[Website and app data records]

-------------------------

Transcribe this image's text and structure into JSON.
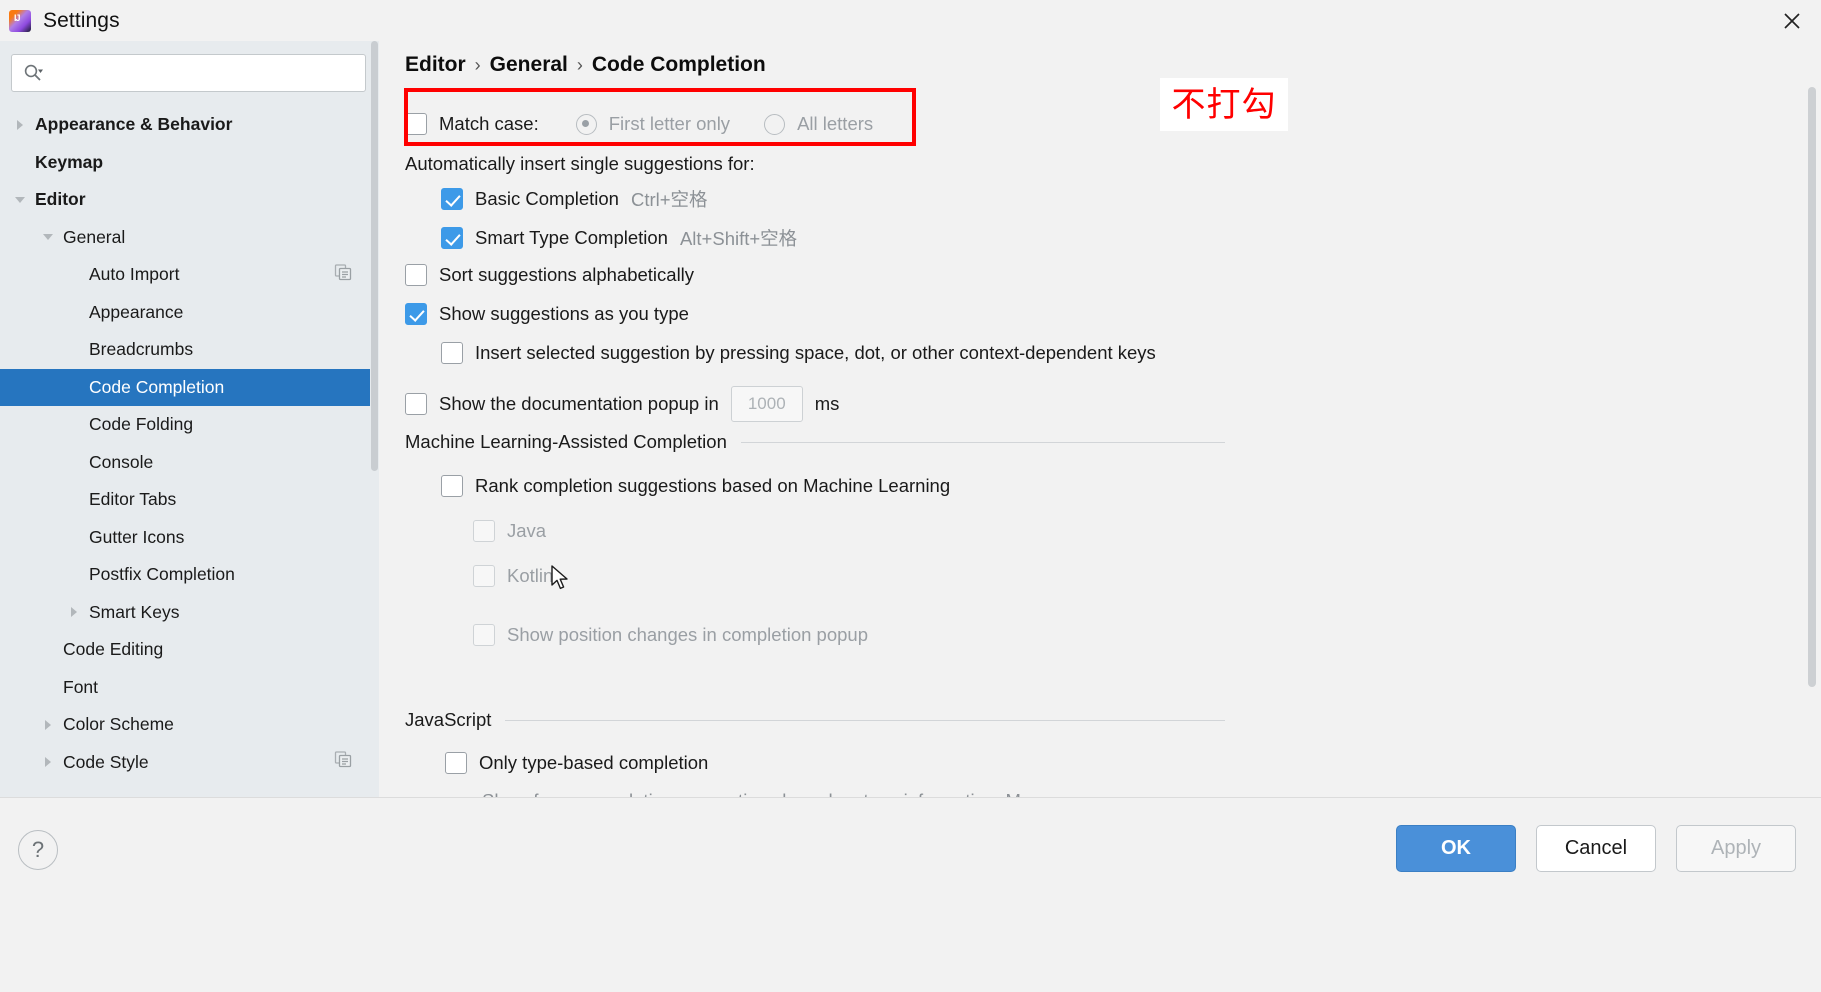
{
  "window": {
    "title": "Settings",
    "logo_icon": "intellij-idea-logo",
    "close_icon": "close-icon"
  },
  "sidebar": {
    "search": {
      "placeholder": "",
      "value": "",
      "icon": "search-dropdown-icon"
    },
    "items": [
      {
        "label": "Appearance & Behavior",
        "indent": 0,
        "bold": true,
        "twisty": "right",
        "selected": false,
        "copy_icon": false
      },
      {
        "label": "Keymap",
        "indent": 0,
        "bold": true,
        "twisty": "none",
        "selected": false,
        "copy_icon": false
      },
      {
        "label": "Editor",
        "indent": 0,
        "bold": true,
        "twisty": "down",
        "selected": false,
        "copy_icon": false
      },
      {
        "label": "General",
        "indent": 1,
        "bold": false,
        "twisty": "down",
        "selected": false,
        "copy_icon": false
      },
      {
        "label": "Auto Import",
        "indent": 2,
        "bold": false,
        "twisty": "none",
        "selected": false,
        "copy_icon": true
      },
      {
        "label": "Appearance",
        "indent": 2,
        "bold": false,
        "twisty": "none",
        "selected": false,
        "copy_icon": false
      },
      {
        "label": "Breadcrumbs",
        "indent": 2,
        "bold": false,
        "twisty": "none",
        "selected": false,
        "copy_icon": false
      },
      {
        "label": "Code Completion",
        "indent": 2,
        "bold": false,
        "twisty": "none",
        "selected": true,
        "copy_icon": false
      },
      {
        "label": "Code Folding",
        "indent": 2,
        "bold": false,
        "twisty": "none",
        "selected": false,
        "copy_icon": false
      },
      {
        "label": "Console",
        "indent": 2,
        "bold": false,
        "twisty": "none",
        "selected": false,
        "copy_icon": false
      },
      {
        "label": "Editor Tabs",
        "indent": 2,
        "bold": false,
        "twisty": "none",
        "selected": false,
        "copy_icon": false
      },
      {
        "label": "Gutter Icons",
        "indent": 2,
        "bold": false,
        "twisty": "none",
        "selected": false,
        "copy_icon": false
      },
      {
        "label": "Postfix Completion",
        "indent": 2,
        "bold": false,
        "twisty": "none",
        "selected": false,
        "copy_icon": false
      },
      {
        "label": "Smart Keys",
        "indent": 2,
        "bold": false,
        "twisty": "right",
        "selected": false,
        "copy_icon": false
      },
      {
        "label": "Code Editing",
        "indent": 1,
        "bold": false,
        "twisty": "none",
        "selected": false,
        "copy_icon": false
      },
      {
        "label": "Font",
        "indent": 1,
        "bold": false,
        "twisty": "none",
        "selected": false,
        "copy_icon": false
      },
      {
        "label": "Color Scheme",
        "indent": 1,
        "bold": false,
        "twisty": "right",
        "selected": false,
        "copy_icon": false
      },
      {
        "label": "Code Style",
        "indent": 1,
        "bold": false,
        "twisty": "right",
        "selected": false,
        "copy_icon": true
      }
    ]
  },
  "breadcrumb": {
    "part1": "Editor",
    "sep1": "›",
    "part2": "General",
    "sep2": "›",
    "part3": "Code Completion"
  },
  "main": {
    "match_case": {
      "label": "Match case:",
      "checked": false,
      "radios": [
        {
          "label": "First letter only",
          "selected": true,
          "disabled": true
        },
        {
          "label": "All letters",
          "selected": false,
          "disabled": true
        }
      ]
    },
    "auto_insert_label": "Automatically insert single suggestions for:",
    "auto_insert_items": [
      {
        "label": "Basic Completion",
        "shortcut": "Ctrl+空格",
        "checked": true
      },
      {
        "label": "Smart Type Completion",
        "shortcut": "Alt+Shift+空格",
        "checked": true
      }
    ],
    "sort_alphabetically": {
      "label": "Sort suggestions alphabetically",
      "checked": false
    },
    "show_as_you_type": {
      "label": "Show suggestions as you type",
      "checked": true
    },
    "insert_on_keys": {
      "label": "Insert selected suggestion by pressing space, dot, or other context-dependent keys",
      "checked": false
    },
    "doc_popup": {
      "label_before": "Show the documentation popup in",
      "value": "1000",
      "unit": "ms",
      "checked": false
    },
    "ml_section": {
      "title": "Machine Learning-Assisted Completion",
      "rank": {
        "label": "Rank completion suggestions based on Machine Learning",
        "checked": false,
        "disabled": false
      },
      "languages": [
        {
          "label": "Java",
          "checked": false,
          "disabled": true
        },
        {
          "label": "Kotlin",
          "checked": false,
          "disabled": true
        }
      ],
      "show_position": {
        "label": "Show position changes in completion popup",
        "checked": false,
        "disabled": true
      }
    },
    "javascript_section": {
      "title": "JavaScript",
      "only_type_based": {
        "label": "Only type-based completion",
        "checked": false
      },
      "description": "Show fewer completion suggestions based on type information. May"
    }
  },
  "annotation": {
    "text": "不打勾",
    "color": "#ff0000",
    "box_color": "#ff0000"
  },
  "footer": {
    "help_label": "?",
    "ok_label": "OK",
    "cancel_label": "Cancel",
    "apply_label": "Apply",
    "apply_disabled": true
  }
}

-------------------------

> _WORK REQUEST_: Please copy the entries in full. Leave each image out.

> _TASK SOLUTION_:
Transcribe this image's text and structure into JSON.
{
  "window": {
    "title": "Settings",
    "logo_icon": "intellij-idea-logo",
    "close_icon": "close-icon"
  },
  "sidebar": {
    "search": {
      "placeholder": "",
      "value": "",
      "icon": "search-dropdown-icon"
    },
    "items": [
      {
        "label": "Appearance & Behavior",
        "indent": 0,
        "bold": true,
        "twisty": "right",
        "selected": false,
        "copy_icon": false
      },
      {
        "label": "Keymap",
        "indent": 0,
        "bold": true,
        "twisty": "none",
        "selected": false,
        "copy_icon": false
      },
      {
        "label": "Editor",
        "indent": 0,
        "bold": true,
        "twisty": "down",
        "selected": false,
        "copy_icon": false
      },
      {
        "label": "General",
        "indent": 1,
        "bold": false,
        "twisty": "down",
        "selected": false,
        "copy_icon": false
      },
      {
        "label": "Auto Import",
        "indent": 2,
        "bold": false,
        "twisty": "none",
        "selected": false,
        "copy_icon": true
      },
      {
        "label": "Appearance",
        "indent": 2,
        "bold": false,
        "twisty": "none",
        "selected": false,
        "copy_icon": false
      },
      {
        "label": "Breadcrumbs",
        "indent": 2,
        "bold": false,
        "twisty": "none",
        "selected": false,
        "copy_icon": false
      },
      {
        "label": "Code Completion",
        "indent": 2,
        "bold": false,
        "twisty": "none",
        "selected": true,
        "copy_icon": false
      },
      {
        "label": "Code Folding",
        "indent": 2,
        "bold": false,
        "twisty": "none",
        "selected": false,
        "copy_icon": false
      },
      {
        "label": "Console",
        "indent": 2,
        "bold": false,
        "twisty": "none",
        "selected": false,
        "copy_icon": false
      },
      {
        "label": "Editor Tabs",
        "indent": 2,
        "bold": false,
        "twisty": "none",
        "selected": false,
        "copy_icon": false
      },
      {
        "label": "Gutter Icons",
        "indent": 2,
        "bold": false,
        "twisty": "none",
        "selected": false,
        "copy_icon": false
      },
      {
        "label": "Postfix Completion",
        "indent": 2,
        "bold": false,
        "twisty": "none",
        "selected": false,
        "copy_icon": false
      },
      {
        "label": "Smart Keys",
        "indent": 2,
        "bold": false,
        "twisty": "right",
        "selected": false,
        "copy_icon": false
      },
      {
        "label": "Code Editing",
        "indent": 1,
        "bold": false,
        "twisty": "none",
        "selected": false,
        "copy_icon": false
      },
      {
        "label": "Font",
        "indent": 1,
        "bold": false,
        "twisty": "none",
        "selected": false,
        "copy_icon": false
      },
      {
        "label": "Color Scheme",
        "indent": 1,
        "bold": false,
        "twisty": "right",
        "selected": false,
        "copy_icon": false
      },
      {
        "label": "Code Style",
        "indent": 1,
        "bold": false,
        "twisty": "right",
        "selected": false,
        "copy_icon": true
      }
    ]
  },
  "breadcrumb": {
    "part1": "Editor",
    "sep1": "›",
    "part2": "General",
    "sep2": "›",
    "part3": "Code Completion"
  },
  "main": {
    "match_case": {
      "label": "Match case:",
      "checked": false,
      "radios": [
        {
          "label": "First letter only",
          "selected": true,
          "disabled": true
        },
        {
          "label": "All letters",
          "selected": false,
          "disabled": true
        }
      ]
    },
    "auto_insert_label": "Automatically insert single suggestions for:",
    "auto_insert_items": [
      {
        "label": "Basic Completion",
        "shortcut": "Ctrl+空格",
        "checked": true
      },
      {
        "label": "Smart Type Completion",
        "shortcut": "Alt+Shift+空格",
        "checked": true
      }
    ],
    "sort_alphabetically": {
      "label": "Sort suggestions alphabetically",
      "checked": false
    },
    "show_as_you_type": {
      "label": "Show suggestions as you type",
      "checked": true
    },
    "insert_on_keys": {
      "label": "Insert selected suggestion by pressing space, dot, or other context-dependent keys",
      "checked": false
    },
    "doc_popup": {
      "label_before": "Show the documentation popup in",
      "value": "1000",
      "unit": "ms",
      "checked": false
    },
    "ml_section": {
      "title": "Machine Learning-Assisted Completion",
      "rank": {
        "label": "Rank completion suggestions based on Machine Learning",
        "checked": false,
        "disabled": false
      },
      "languages": [
        {
          "label": "Java",
          "checked": false,
          "disabled": true
        },
        {
          "label": "Kotlin",
          "checked": false,
          "disabled": true
        }
      ],
      "show_position": {
        "label": "Show position changes in completion popup",
        "checked": false,
        "disabled": true
      }
    },
    "javascript_section": {
      "title": "JavaScript",
      "only_type_based": {
        "label": "Only type-based completion",
        "checked": false
      },
      "description": "Show fewer completion suggestions based on type information. May"
    }
  },
  "annotation": {
    "text": "不打勾",
    "color": "#ff0000",
    "box_color": "#ff0000"
  },
  "footer": {
    "help_label": "?",
    "ok_label": "OK",
    "cancel_label": "Cancel",
    "apply_label": "Apply",
    "apply_disabled": true
  }
}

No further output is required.